**WHAT YOU HAVE TO DO:** Your copy should match the entries exactly, with the pictures left out.

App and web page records
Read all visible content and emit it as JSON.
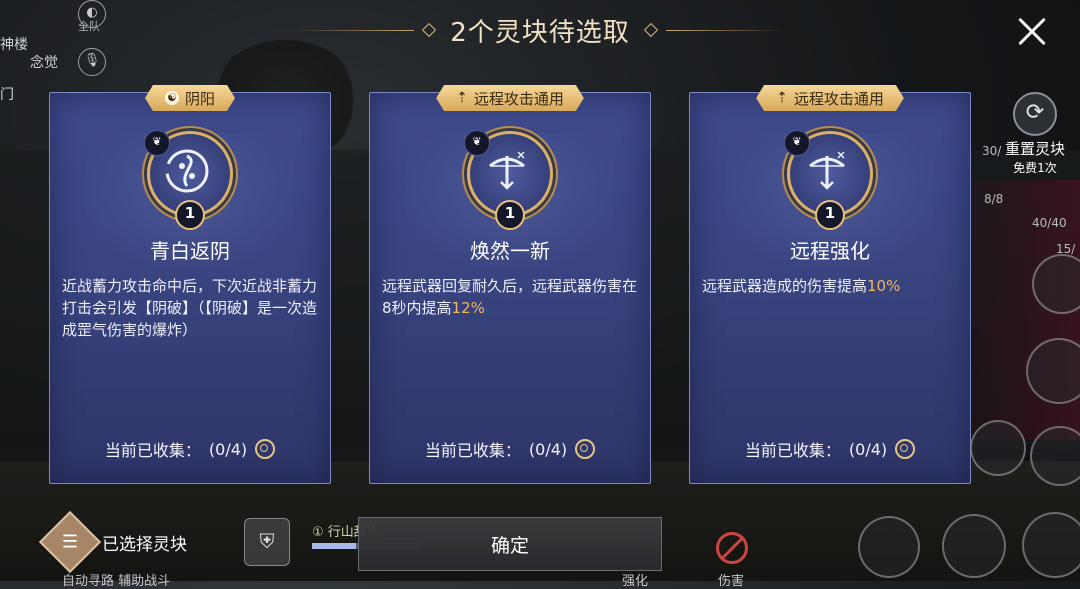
{
  "header": {
    "title": "2个灵块待选取"
  },
  "hud_left": {
    "map_label_1": "神楼",
    "map_label_2": "念觉",
    "map_label_3": "门",
    "team_label": "全队"
  },
  "cards": [
    {
      "tag": "阴阳",
      "tag_icon": "yin-yang-icon",
      "emblem": "yin-yang-swirl-icon",
      "badge": "butterfly-icon",
      "level": "1",
      "name": "青白返阴",
      "desc_parts": [
        "近战蓄力攻击命中后，下次近战非蓄力打击会引发【阴破】（【阴破】是一次造成罡气伤害的爆炸）"
      ],
      "collect_label": "当前已收集：",
      "collect_value": "(0/4)"
    },
    {
      "tag": "远程攻击通用",
      "tag_icon": "arrow-up-icon",
      "emblem": "bow-icon",
      "badge": "butterfly-icon",
      "level": "1",
      "name": "焕然一新",
      "desc_main": "远程武器回复耐久后，远程武器伤害在8秒内提高",
      "desc_highlight": "12%",
      "collect_label": "当前已收集：",
      "collect_value": "(0/4)"
    },
    {
      "tag": "远程攻击通用",
      "tag_icon": "arrow-up-icon",
      "emblem": "bow-icon",
      "badge": "butterfly-icon",
      "level": "1",
      "name": "远程强化",
      "desc_main": "远程武器造成的伤害提高",
      "desc_highlight": "10%",
      "collect_label": "当前已收集：",
      "collect_value": "(0/4)"
    }
  ],
  "reset": {
    "label": "重置灵块",
    "sub": "免费1次"
  },
  "hud_right": {
    "stat1": "30/",
    "stat2": "8/8",
    "stat3": "40/40",
    "stat4": "15/"
  },
  "bottom": {
    "selected_label": "已选择灵块",
    "confirm_label": "确定",
    "quest_num": "①",
    "quest_label": "行山敌人",
    "quest_progress": 0.4,
    "left_sub": "自动寻路 辅助战斗",
    "strengthen": "强化",
    "damage": "伤害"
  },
  "colors": {
    "card_bg": "#3b4684",
    "card_border": "#7d88c6",
    "tag_gold": "#e8c07a",
    "highlight": "#f0b862"
  }
}
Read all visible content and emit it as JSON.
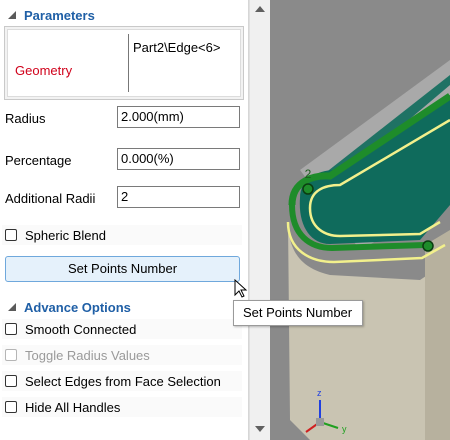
{
  "parameters": {
    "title": "Parameters",
    "geometry_label": "Geometry",
    "geometry_value": "Part2\\Edge<6>",
    "radius_label": "Radius",
    "radius_value": "2.000(mm)",
    "percentage_label": "Percentage",
    "percentage_value": "0.000(%)",
    "additional_radii_label": "Additional Radii",
    "additional_radii_value": "2",
    "spheric_blend_label": "Spheric Blend",
    "spheric_blend_checked": false,
    "set_points_button": "Set Points Number"
  },
  "advance_options": {
    "title": "Advance Options",
    "items": [
      {
        "label": "Smooth Connected",
        "checked": false,
        "enabled": true
      },
      {
        "label": "Toggle Radius Values",
        "checked": false,
        "enabled": false
      },
      {
        "label": "Select Edges from Face Selection",
        "checked": false,
        "enabled": true
      },
      {
        "label": "Hide All Handles",
        "checked": false,
        "enabled": true
      }
    ]
  },
  "tooltip": "Set Points Number",
  "viewport": {
    "handle_label": "2",
    "axis_z": "z",
    "axis_y": "y",
    "colors": {
      "background": "#8a8a8a",
      "face": "#0f6b5c",
      "edge_highlight": "#f2f08c",
      "edge_green": "#1e8c2a",
      "body": "#c9c4b2",
      "shaft": "#a8a8a8"
    }
  }
}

**EXERCISE OUTPUT:**
Read all visible content and emit it as JSON.
{
  "header": {
    "title": "2个灵块待选取"
  },
  "hud_left": {
    "map_label_1": "神楼",
    "map_label_2": "念觉",
    "map_label_3": "门",
    "team_label": "全队"
  },
  "cards": [
    {
      "tag": "阴阳",
      "tag_icon": "yin-yang-icon",
      "emblem": "yin-yang-swirl-icon",
      "badge": "butterfly-icon",
      "level": "1",
      "name": "青白返阴",
      "desc_parts": [
        "近战蓄力攻击命中后，下次近战非蓄力打击会引发【阴破】（【阴破】是一次造成罡气伤害的爆炸）"
      ],
      "collect_label": "当前已收集：",
      "collect_value": "(0/4)"
    },
    {
      "tag": "远程攻击通用",
      "tag_icon": "arrow-up-icon",
      "emblem": "bow-icon",
      "badge": "butterfly-icon",
      "level": "1",
      "name": "焕然一新",
      "desc_main": "远程武器回复耐久后，远程武器伤害在8秒内提高",
      "desc_highlight": "12%",
      "collect_label": "当前已收集：",
      "collect_value": "(0/4)"
    },
    {
      "tag": "远程攻击通用",
      "tag_icon": "arrow-up-icon",
      "emblem": "bow-icon",
      "badge": "butterfly-icon",
      "level": "1",
      "name": "远程强化",
      "desc_main": "远程武器造成的伤害提高",
      "desc_highlight": "10%",
      "collect_label": "当前已收集：",
      "collect_value": "(0/4)"
    }
  ],
  "reset": {
    "label": "重置灵块",
    "sub": "免费1次"
  },
  "hud_right": {
    "stat1": "30/",
    "stat2": "8/8",
    "stat3": "40/40",
    "stat4": "15/"
  },
  "bottom": {
    "selected_label": "已选择灵块",
    "confirm_label": "确定",
    "quest_num": "①",
    "quest_label": "行山敌人",
    "quest_progress": 0.4,
    "left_sub": "自动寻路 辅助战斗",
    "strengthen": "强化",
    "damage": "伤害"
  },
  "colors": {
    "card_bg": "#3b4684",
    "card_border": "#7d88c6",
    "tag_gold": "#e8c07a",
    "highlight": "#f0b862"
  }
}
Read all visible content and emit it as JSON.
{
  "parameters": {
    "title": "Parameters",
    "geometry_label": "Geometry",
    "geometry_value": "Part2\\Edge<6>",
    "radius_label": "Radius",
    "radius_value": "2.000(mm)",
    "percentage_label": "Percentage",
    "percentage_value": "0.000(%)",
    "additional_radii_label": "Additional Radii",
    "additional_radii_value": "2",
    "spheric_blend_label": "Spheric Blend",
    "spheric_blend_checked": false,
    "set_points_button": "Set Points Number"
  },
  "advance_options": {
    "title": "Advance Options",
    "items": [
      {
        "label": "Smooth Connected",
        "checked": false,
        "enabled": true
      },
      {
        "label": "Toggle Radius Values",
        "checked": false,
        "enabled": false
      },
      {
        "label": "Select Edges from Face Selection",
        "checked": false,
        "enabled": true
      },
      {
        "label": "Hide All Handles",
        "checked": false,
        "enabled": true
      }
    ]
  },
  "tooltip": "Set Points Number",
  "viewport": {
    "handle_label": "2",
    "axis_z": "z",
    "axis_y": "y",
    "colors": {
      "background": "#8a8a8a",
      "face": "#0f6b5c",
      "edge_highlight": "#f2f08c",
      "edge_green": "#1e8c2a",
      "body": "#c9c4b2",
      "shaft": "#a8a8a8"
    }
  }
}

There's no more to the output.